// data.

method: “POST”,

path: new RegExp(“RejectPurchaseOrder\\?POId='(.*)’&Note='(.*)'”),

response: this.deletePo.bind(this)

};

},

 

deletePo: function(oXhr, sPOId, sNote) {

var aPurchaseOrders = this._oMockServer.getEntitySetData(“Z_C_Purchaseorder”),

aPurchaseOrderItems = this._oMockServer.getEntitySetData(“Z_C_Purchaseorderitem”),

filterPurchaseOrder = function(oPurchaseOrderOrPOItem) {

return oPurchaseOrderOrPOItem.POId !== sPOId;

};

 

//removes the approved/rejected PurchaseOrders and

// PurchaseOrderItems from the entity set data

aPurchaseOrders = aPurchaseOrders.filter(filterPurchaseOrder.bind(this));

this._oMockServer.setEntitySetData(“Z_C_Purchaseorder”, aPurchaseOrders);

aPurchaseOrderItems = aPurchaseOrderItems.filter(filterPurchaseOrder.bind(this));

this._oMockServer.setEntitySetData(“Z_C_Purchaseorderitem”, aPurchaseOrderItems);

 

oXhr.respondJSON(200, {}, JSON.stringify({

d: {

results: []

}

}));

}
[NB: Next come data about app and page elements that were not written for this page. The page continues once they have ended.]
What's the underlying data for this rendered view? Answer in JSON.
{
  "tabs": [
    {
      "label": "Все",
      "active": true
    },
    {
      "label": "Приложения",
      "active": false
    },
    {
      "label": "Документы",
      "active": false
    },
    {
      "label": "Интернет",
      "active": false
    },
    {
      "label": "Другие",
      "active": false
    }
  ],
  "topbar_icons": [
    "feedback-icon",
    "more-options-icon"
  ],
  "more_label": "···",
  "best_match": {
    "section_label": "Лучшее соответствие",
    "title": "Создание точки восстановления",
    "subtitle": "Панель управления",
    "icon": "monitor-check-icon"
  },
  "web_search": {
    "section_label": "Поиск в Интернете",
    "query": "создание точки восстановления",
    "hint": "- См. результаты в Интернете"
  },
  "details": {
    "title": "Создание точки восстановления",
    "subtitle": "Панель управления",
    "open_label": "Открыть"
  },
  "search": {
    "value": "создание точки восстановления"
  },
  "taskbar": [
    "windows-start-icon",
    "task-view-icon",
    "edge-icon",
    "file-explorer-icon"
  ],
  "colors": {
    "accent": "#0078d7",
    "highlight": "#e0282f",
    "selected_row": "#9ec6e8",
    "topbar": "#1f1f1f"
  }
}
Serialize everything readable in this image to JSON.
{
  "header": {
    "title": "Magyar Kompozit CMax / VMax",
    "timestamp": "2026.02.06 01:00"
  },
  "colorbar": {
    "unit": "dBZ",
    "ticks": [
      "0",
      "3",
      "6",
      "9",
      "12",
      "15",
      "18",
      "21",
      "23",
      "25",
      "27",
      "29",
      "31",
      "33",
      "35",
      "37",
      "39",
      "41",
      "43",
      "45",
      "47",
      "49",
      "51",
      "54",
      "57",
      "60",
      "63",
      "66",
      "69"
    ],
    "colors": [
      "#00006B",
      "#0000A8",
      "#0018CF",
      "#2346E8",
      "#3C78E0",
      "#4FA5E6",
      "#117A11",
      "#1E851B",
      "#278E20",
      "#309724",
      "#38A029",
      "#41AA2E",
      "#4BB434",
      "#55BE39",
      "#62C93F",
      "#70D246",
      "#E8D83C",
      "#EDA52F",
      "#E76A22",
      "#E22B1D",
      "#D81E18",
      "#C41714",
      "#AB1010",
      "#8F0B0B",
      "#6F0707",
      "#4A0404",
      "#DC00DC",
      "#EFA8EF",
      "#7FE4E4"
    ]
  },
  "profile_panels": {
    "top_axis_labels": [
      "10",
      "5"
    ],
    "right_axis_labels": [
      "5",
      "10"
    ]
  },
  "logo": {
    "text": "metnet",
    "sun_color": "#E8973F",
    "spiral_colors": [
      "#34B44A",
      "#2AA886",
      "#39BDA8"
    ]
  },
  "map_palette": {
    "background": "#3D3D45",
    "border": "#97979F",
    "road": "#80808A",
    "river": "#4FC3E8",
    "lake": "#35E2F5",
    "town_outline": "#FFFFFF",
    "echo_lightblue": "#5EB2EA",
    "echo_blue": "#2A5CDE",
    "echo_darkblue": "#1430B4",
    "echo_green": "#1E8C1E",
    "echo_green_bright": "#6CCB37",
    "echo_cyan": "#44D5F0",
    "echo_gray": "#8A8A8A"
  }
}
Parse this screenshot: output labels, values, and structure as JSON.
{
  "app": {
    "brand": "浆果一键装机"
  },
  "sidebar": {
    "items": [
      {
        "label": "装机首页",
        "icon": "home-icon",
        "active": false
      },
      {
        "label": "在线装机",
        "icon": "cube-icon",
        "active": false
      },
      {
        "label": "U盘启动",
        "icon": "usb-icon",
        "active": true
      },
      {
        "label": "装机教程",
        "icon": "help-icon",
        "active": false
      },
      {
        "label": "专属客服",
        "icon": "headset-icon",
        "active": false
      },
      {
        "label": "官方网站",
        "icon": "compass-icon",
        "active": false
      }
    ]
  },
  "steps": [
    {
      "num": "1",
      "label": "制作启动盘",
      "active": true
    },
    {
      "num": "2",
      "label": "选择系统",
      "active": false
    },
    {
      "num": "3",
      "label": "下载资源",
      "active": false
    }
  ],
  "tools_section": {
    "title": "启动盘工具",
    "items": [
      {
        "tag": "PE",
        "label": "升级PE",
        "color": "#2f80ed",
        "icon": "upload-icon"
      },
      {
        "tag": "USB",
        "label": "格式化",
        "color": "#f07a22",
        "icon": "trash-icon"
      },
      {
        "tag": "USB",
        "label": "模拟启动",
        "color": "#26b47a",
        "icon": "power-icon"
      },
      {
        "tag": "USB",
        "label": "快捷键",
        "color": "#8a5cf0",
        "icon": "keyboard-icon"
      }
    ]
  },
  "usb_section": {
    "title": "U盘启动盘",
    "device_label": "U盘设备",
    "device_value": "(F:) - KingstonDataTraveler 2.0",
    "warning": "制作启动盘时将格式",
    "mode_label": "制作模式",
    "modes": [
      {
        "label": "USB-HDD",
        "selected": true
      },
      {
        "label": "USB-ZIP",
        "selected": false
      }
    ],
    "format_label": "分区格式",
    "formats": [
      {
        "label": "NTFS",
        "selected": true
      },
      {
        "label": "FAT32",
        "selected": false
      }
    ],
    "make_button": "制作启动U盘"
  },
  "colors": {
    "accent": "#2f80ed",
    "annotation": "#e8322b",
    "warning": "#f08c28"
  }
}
});

});

Our mock request responds to every request with http status 200 (ok) indicating that the business function is successfully executed in the backend. Using different http status codes, we could also mimic the errors.

We now need to register our response handler in the generated mock server.

In mockserver.js, we’ll add a reference to our response handler:

 

File: localService/mockserver.js

 

sap.ui.define([

“sap/ui/core/util/MockServer”,

“./MockRequests”

], function (MockServer, MockRequests ) {

and register the mock request in the init function:

File: localService/mockserver.js

 

// Handling request errors

if (sErrorParam) {

aRequests.forEach( function ( aEntry ) {

if (aEntry.path.toString().indexOf(sEntity) > -1) {

fnResponse(iErrorCode, sErrorParam, aEntry);

}

});

}

 

var oRequests = new MockRequests(oMockServer);

oMockServer.setRequests(aRequests.concat(oRequests.getRequests()));

oMockServer.start();

Mimic backend response times

We’ve implemented the busy logic, but once we approve a purchase order, we don’t recognize a busy indicator. This is because with standard settings, a busy indicator is displayed with a delay. Since our business logic (the mock server) processes the request faster than the delay, no busy indicator is displayed.

Using the mock server, we can mimic different backend response times.

In mockserver.js, in the init function, you can configure the response time, or you get use the URL parameter serverDelay to specify the response delay

File: localService/mockserver.js

MockServer.config({

autoRespond : true,

autoRespondAfter : (oUriParameters.get(“serverDelay”) || 0)

});

Our new mock request handler now intercepts the calls and adapt the model accordingly. As a result, you should notice if you approve a purchase order.

You might also notice that even though the purchase order is successfully processed, it still remains in the list on the left and in the detail screen. So, the view needs to be refreshed and the next purchase order to be processed by the user needs to be selected.

I hope the eighth part of the tutorial has sparked your interest in the chapters to come. Next time, we’ll refresh the master and detail screen.

To report this post you need to login first.

Be the first to leave a comment

You must be Logged on to comment or reply to a post.

Leave a Reply